On September 7, 2008, when the U.S. Treasury and the Federal Housing Finance Agency (FHFA) established a conservatorship for Fannie Mae and Freddie Mac, common shareholders lost their voting rights, dividends on preferred and common stock were suspended, and annual shareholder meetings were canceled. Share values plunged.
At the time, the administration, the FHFA, the Treasury, and Congress all left shareholders with the impression that the conservatorship was a necessary, but temporary, measure to address Fannie Mae / Federal National Mortgage Assctn Fnni Me (OTCBB:FNMA) and Freddie Mac / Federal Home Loan Mortgage Corp (OTCBB:FMCC)’ immediate liquidity concerns. The legal mandate of the conservatorship was – and is – to “conserve and preserve the assets” of the companies taken into conservatorship and “restore them to safe and sound condition.” But, at this point, neither goal is being advanced by the FHFA or the Treasury.
Under the conservatorship, the government received warrants to buy up to 79.9 % of GSE common stock for $0.00001 per share. To avoid putting the liabilities of the two GSEs on the government’s books, the government’s share had to remain just under 80 %. The shareholders, with zombie stock and no rights or remedies, were left to own the other 20 %.

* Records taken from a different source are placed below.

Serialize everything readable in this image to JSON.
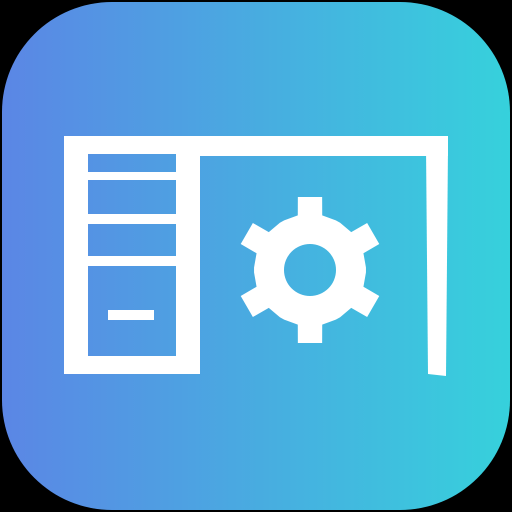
{
  "app_icon": {
    "icon_name": "desk-settings-icon",
    "parts": [
      "app-icon-background",
      "desk-icon",
      "drawer-cabinet-icon",
      "gear-icon"
    ],
    "colors": {
      "gradient_start": "#5B86E5",
      "gradient_end": "#36D1DC",
      "glyph": "#FFFFFF",
      "canvas": "#000000"
    }
  }
}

The federal government – the Treasury, FHFA, and Congress – exploited and ignored the GSEs’ shareholders with zombie stock, and stuck them in financial limbo. The GSEs were required to pay above-market 10 percent dividends on Treasury’s investment, while many of the Wall Street banks that were bailed out with TARP money were required to pay dividends half of that rate. On top of this, the shareholders of their bailed out banks were preserved and given a chance to participate in their financial recovery. The federal government provided funds to help stabilize American